What you will do: Type every record exactly as it appears.

Content starts

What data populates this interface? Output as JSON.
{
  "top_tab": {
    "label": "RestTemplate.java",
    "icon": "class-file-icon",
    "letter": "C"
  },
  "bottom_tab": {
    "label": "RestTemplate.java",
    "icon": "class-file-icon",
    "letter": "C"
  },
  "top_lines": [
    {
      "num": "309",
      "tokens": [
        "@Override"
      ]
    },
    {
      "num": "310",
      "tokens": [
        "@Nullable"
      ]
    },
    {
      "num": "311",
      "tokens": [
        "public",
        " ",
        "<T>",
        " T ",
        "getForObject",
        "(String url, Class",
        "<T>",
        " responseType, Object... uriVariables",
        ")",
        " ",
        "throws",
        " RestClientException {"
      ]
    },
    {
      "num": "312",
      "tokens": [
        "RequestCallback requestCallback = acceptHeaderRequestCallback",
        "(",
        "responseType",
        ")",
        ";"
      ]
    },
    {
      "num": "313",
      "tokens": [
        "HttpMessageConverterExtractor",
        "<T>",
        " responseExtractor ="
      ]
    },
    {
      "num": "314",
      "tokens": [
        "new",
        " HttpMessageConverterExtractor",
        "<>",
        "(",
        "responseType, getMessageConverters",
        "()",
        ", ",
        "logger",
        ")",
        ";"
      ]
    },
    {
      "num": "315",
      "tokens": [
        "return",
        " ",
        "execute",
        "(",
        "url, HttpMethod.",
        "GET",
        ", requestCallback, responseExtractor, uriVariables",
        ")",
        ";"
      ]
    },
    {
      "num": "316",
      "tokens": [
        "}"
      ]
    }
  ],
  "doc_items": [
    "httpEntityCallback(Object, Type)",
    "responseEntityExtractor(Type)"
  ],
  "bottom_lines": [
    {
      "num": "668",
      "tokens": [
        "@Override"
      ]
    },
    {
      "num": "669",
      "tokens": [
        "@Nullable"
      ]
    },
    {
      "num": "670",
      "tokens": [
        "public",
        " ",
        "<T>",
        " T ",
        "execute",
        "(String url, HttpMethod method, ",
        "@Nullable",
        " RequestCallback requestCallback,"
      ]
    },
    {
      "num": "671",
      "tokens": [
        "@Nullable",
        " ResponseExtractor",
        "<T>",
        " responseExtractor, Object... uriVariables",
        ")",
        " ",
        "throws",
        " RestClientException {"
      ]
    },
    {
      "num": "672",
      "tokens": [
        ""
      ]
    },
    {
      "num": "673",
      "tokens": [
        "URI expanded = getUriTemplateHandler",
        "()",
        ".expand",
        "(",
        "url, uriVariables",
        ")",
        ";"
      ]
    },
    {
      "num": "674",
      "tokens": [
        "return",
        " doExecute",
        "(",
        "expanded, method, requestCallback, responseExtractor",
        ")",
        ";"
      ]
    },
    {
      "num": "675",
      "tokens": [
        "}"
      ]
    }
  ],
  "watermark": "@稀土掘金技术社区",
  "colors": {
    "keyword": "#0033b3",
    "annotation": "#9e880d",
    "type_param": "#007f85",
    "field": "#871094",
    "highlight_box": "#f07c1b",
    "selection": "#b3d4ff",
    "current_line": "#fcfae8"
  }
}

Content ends

Solution for this task:
What data populates this interface? Output as JSON.
{
  "top_tab": {
    "label": "RestTemplate.java",
    "icon": "class-file-icon",
    "letter": "C"
  },
  "bottom_tab": {
    "label": "RestTemplate.java",
    "icon": "class-file-icon",
    "letter": "C"
  },
  "top_lines": [
    {
      "num": "309",
      "tokens": [
        "@Override"
      ]
    },
    {
      "num": "310",
      "tokens": [
        "@Nullable"
      ]
    },
    {
      "num": "311",
      "tokens": [
        "public",
        " ",
        "<T>",
        " T ",
        "getForObject",
        "(String url, Class",
        "<T>",
        " responseType, Object... uriVariables",
        ")",
        " ",
        "throws",
        " RestClientException {"
      ]
    },
    {
      "num": "312",
      "tokens": [
        "RequestCallback requestCallback = acceptHeaderRequestCallback",
        "(",
        "responseType",
        ")",
        ";"
      ]
    },
    {
      "num": "313",
      "tokens": [
        "HttpMessageConverterExtractor",
        "<T>",
        " responseExtractor ="
      ]
    },
    {
      "num": "314",
      "tokens": [
        "new",
        " HttpMessageConverterExtractor",
        "<>",
        "(",
        "responseType, getMessageConverters",
        "()",
        ", ",
        "logger",
        ")",
        ";"
      ]
    },
    {
      "num": "315",
      "tokens": [
        "return",
        " ",
        "execute",
        "(",
        "url, HttpMethod.",
        "GET",
        ", requestCallback, responseExtractor, uriVariables",
        ")",
        ";"
      ]
    },
    {
      "num": "316",
      "tokens": [
        "}"
      ]
    }
  ],
  "doc_items": [
    "httpEntityCallback(Object, Type)",
    "responseEntityExtractor(Type)"
  ],
  "bottom_lines": [
    {
      "num": "668",
      "tokens": [
        "@Override"
      ]
    },
    {
      "num": "669",
      "tokens": [
        "@Nullable"
      ]
    },
    {
      "num": "670",
      "tokens": [
        "public",
        " ",
        "<T>",
        " T ",
        "execute",
        "(String url, HttpMethod method, ",
        "@Nullable",
        " RequestCallback requestCallback,"
      ]
    },
    {
      "num": "671",
      "tokens": [
        "@Nullable",
        " ResponseExtractor",
        "<T>",
        " responseExtractor, Object... uriVariables",
        ")",
        " ",
        "throws",
        " RestClientException {"
      ]
    },
    {
      "num": "672",
      "tokens": [
        ""
      ]
    },
    {
      "num": "673",
      "tokens": [
        "URI expanded = getUriTemplateHandler",
        "()",
        ".expand",
        "(",
        "url, uriVariables",
        ")",
        ";"
      ]
    },
    {
      "num": "674",
      "tokens": [
        "return",
        " doExecute",
        "(",
        "expanded, method, requestCallback, responseExtractor",
        ")",
        ";"
      ]
    },
    {
      "num": "675",
      "tokens": [
        "}"
      ]
    }
  ],
  "watermark": "@稀土掘金技术社区",
  "colors": {
    "keyword": "#0033b3",
    "annotation": "#9e880d",
    "type_param": "#007f85",
    "field": "#871094",
    "highlight_box": "#f07c1b",
    "selection": "#b3d4ff",
    "current_line": "#fcfae8"
  }
}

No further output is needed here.